§ **Data records for software interfaces**
Content starts

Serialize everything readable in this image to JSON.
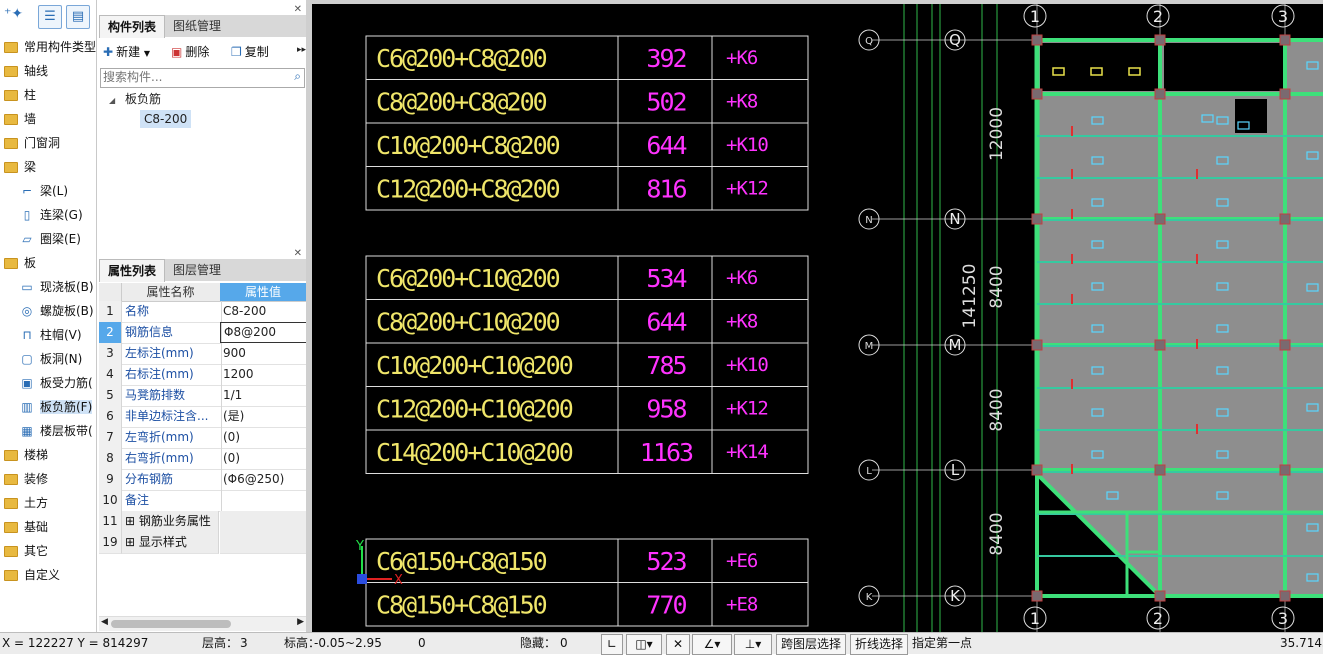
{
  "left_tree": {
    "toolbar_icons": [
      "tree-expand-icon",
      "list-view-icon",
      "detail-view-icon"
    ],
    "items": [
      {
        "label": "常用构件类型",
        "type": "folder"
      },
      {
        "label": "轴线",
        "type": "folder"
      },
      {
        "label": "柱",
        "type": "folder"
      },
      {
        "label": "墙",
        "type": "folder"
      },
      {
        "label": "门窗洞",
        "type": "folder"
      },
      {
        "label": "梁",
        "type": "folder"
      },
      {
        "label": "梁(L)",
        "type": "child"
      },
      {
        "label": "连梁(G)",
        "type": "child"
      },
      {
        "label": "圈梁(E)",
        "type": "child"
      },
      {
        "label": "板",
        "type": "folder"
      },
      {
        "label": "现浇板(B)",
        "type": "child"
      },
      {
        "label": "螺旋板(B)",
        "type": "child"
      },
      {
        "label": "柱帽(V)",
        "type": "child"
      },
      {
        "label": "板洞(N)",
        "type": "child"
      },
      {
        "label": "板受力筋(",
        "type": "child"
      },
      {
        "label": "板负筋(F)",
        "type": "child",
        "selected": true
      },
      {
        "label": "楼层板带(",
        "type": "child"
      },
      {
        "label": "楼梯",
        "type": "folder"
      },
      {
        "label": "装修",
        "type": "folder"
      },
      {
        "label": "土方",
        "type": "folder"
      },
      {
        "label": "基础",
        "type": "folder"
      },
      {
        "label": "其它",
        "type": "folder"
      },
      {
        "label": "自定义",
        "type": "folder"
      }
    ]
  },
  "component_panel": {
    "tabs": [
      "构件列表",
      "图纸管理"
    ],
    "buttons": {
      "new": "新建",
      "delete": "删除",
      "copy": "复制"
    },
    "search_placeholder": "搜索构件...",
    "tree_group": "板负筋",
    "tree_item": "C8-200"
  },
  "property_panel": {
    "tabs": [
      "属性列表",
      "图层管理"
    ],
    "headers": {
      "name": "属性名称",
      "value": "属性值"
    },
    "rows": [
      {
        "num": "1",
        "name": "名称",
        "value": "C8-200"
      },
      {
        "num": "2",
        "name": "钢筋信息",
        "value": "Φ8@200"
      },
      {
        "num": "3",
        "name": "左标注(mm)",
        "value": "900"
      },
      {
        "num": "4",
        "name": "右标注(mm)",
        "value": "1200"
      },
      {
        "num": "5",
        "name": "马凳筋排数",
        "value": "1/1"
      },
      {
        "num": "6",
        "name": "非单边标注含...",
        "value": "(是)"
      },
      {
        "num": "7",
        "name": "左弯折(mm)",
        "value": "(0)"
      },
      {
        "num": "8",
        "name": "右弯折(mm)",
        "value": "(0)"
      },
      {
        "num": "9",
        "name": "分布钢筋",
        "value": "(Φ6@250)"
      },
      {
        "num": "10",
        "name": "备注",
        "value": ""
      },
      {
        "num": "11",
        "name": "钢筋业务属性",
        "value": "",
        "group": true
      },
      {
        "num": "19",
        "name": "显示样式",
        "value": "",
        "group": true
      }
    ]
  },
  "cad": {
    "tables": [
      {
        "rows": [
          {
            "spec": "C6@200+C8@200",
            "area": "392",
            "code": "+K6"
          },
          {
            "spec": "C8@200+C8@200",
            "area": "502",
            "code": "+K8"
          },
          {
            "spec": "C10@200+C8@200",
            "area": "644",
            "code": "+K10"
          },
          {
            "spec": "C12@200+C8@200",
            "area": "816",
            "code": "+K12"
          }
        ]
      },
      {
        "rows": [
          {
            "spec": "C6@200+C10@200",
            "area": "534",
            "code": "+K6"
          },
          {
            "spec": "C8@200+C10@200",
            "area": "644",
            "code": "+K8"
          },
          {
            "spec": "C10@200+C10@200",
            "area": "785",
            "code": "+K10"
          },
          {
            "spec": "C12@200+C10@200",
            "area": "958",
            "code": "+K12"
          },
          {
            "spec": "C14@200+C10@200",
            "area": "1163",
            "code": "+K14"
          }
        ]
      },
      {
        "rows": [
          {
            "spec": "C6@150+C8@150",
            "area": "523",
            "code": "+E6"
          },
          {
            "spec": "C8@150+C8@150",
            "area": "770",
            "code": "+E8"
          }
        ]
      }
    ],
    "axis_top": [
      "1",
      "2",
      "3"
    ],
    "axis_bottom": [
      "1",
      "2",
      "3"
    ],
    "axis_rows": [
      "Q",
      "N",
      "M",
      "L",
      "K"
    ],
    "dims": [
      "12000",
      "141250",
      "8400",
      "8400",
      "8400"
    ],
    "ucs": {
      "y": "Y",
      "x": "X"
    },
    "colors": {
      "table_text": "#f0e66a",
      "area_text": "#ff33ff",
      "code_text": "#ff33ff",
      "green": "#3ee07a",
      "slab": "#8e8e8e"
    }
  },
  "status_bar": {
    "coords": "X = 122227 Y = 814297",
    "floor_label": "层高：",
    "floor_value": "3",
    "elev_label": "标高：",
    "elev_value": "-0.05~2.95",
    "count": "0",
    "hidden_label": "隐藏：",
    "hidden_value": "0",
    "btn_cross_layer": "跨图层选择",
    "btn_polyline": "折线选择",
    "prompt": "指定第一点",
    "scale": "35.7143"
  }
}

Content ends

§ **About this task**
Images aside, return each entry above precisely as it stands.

§ **Answer space**
Serialize everything readable in this image to JSON.
{
  "left_tree": {
    "toolbar_icons": [
      "tree-expand-icon",
      "list-view-icon",
      "detail-view-icon"
    ],
    "items": [
      {
        "label": "常用构件类型",
        "type": "folder"
      },
      {
        "label": "轴线",
        "type": "folder"
      },
      {
        "label": "柱",
        "type": "folder"
      },
      {
        "label": "墙",
        "type": "folder"
      },
      {
        "label": "门窗洞",
        "type": "folder"
      },
      {
        "label": "梁",
        "type": "folder"
      },
      {
        "label": "梁(L)",
        "type": "child"
      },
      {
        "label": "连梁(G)",
        "type": "child"
      },
      {
        "label": "圈梁(E)",
        "type": "child"
      },
      {
        "label": "板",
        "type": "folder"
      },
      {
        "label": "现浇板(B)",
        "type": "child"
      },
      {
        "label": "螺旋板(B)",
        "type": "child"
      },
      {
        "label": "柱帽(V)",
        "type": "child"
      },
      {
        "label": "板洞(N)",
        "type": "child"
      },
      {
        "label": "板受力筋(",
        "type": "child"
      },
      {
        "label": "板负筋(F)",
        "type": "child",
        "selected": true
      },
      {
        "label": "楼层板带(",
        "type": "child"
      },
      {
        "label": "楼梯",
        "type": "folder"
      },
      {
        "label": "装修",
        "type": "folder"
      },
      {
        "label": "土方",
        "type": "folder"
      },
      {
        "label": "基础",
        "type": "folder"
      },
      {
        "label": "其它",
        "type": "folder"
      },
      {
        "label": "自定义",
        "type": "folder"
      }
    ]
  },
  "component_panel": {
    "tabs": [
      "构件列表",
      "图纸管理"
    ],
    "buttons": {
      "new": "新建",
      "delete": "删除",
      "copy": "复制"
    },
    "search_placeholder": "搜索构件...",
    "tree_group": "板负筋",
    "tree_item": "C8-200"
  },
  "property_panel": {
    "tabs": [
      "属性列表",
      "图层管理"
    ],
    "headers": {
      "name": "属性名称",
      "value": "属性值"
    },
    "rows": [
      {
        "num": "1",
        "name": "名称",
        "value": "C8-200"
      },
      {
        "num": "2",
        "name": "钢筋信息",
        "value": "Φ8@200"
      },
      {
        "num": "3",
        "name": "左标注(mm)",
        "value": "900"
      },
      {
        "num": "4",
        "name": "右标注(mm)",
        "value": "1200"
      },
      {
        "num": "5",
        "name": "马凳筋排数",
        "value": "1/1"
      },
      {
        "num": "6",
        "name": "非单边标注含...",
        "value": "(是)"
      },
      {
        "num": "7",
        "name": "左弯折(mm)",
        "value": "(0)"
      },
      {
        "num": "8",
        "name": "右弯折(mm)",
        "value": "(0)"
      },
      {
        "num": "9",
        "name": "分布钢筋",
        "value": "(Φ6@250)"
      },
      {
        "num": "10",
        "name": "备注",
        "value": ""
      },
      {
        "num": "11",
        "name": "钢筋业务属性",
        "value": "",
        "group": true
      },
      {
        "num": "19",
        "name": "显示样式",
        "value": "",
        "group": true
      }
    ]
  },
  "cad": {
    "tables": [
      {
        "rows": [
          {
            "spec": "C6@200+C8@200",
            "area": "392",
            "code": "+K6"
          },
          {
            "spec": "C8@200+C8@200",
            "area": "502",
            "code": "+K8"
          },
          {
            "spec": "C10@200+C8@200",
            "area": "644",
            "code": "+K10"
          },
          {
            "spec": "C12@200+C8@200",
            "area": "816",
            "code": "+K12"
          }
        ]
      },
      {
        "rows": [
          {
            "spec": "C6@200+C10@200",
            "area": "534",
            "code": "+K6"
          },
          {
            "spec": "C8@200+C10@200",
            "area": "644",
            "code": "+K8"
          },
          {
            "spec": "C10@200+C10@200",
            "area": "785",
            "code": "+K10"
          },
          {
            "spec": "C12@200+C10@200",
            "area": "958",
            "code": "+K12"
          },
          {
            "spec": "C14@200+C10@200",
            "area": "1163",
            "code": "+K14"
          }
        ]
      },
      {
        "rows": [
          {
            "spec": "C6@150+C8@150",
            "area": "523",
            "code": "+E6"
          },
          {
            "spec": "C8@150+C8@150",
            "area": "770",
            "code": "+E8"
          }
        ]
      }
    ],
    "axis_top": [
      "1",
      "2",
      "3"
    ],
    "axis_bottom": [
      "1",
      "2",
      "3"
    ],
    "axis_rows": [
      "Q",
      "N",
      "M",
      "L",
      "K"
    ],
    "dims": [
      "12000",
      "141250",
      "8400",
      "8400",
      "8400"
    ],
    "ucs": {
      "y": "Y",
      "x": "X"
    },
    "colors": {
      "table_text": "#f0e66a",
      "area_text": "#ff33ff",
      "code_text": "#ff33ff",
      "green": "#3ee07a",
      "slab": "#8e8e8e"
    }
  },
  "status_bar": {
    "coords": "X = 122227 Y = 814297",
    "floor_label": "层高：",
    "floor_value": "3",
    "elev_label": "标高：",
    "elev_value": "-0.05~2.95",
    "count": "0",
    "hidden_label": "隐藏：",
    "hidden_value": "0",
    "btn_cross_layer": "跨图层选择",
    "btn_polyline": "折线选择",
    "prompt": "指定第一点",
    "scale": "35.7143"
  }
}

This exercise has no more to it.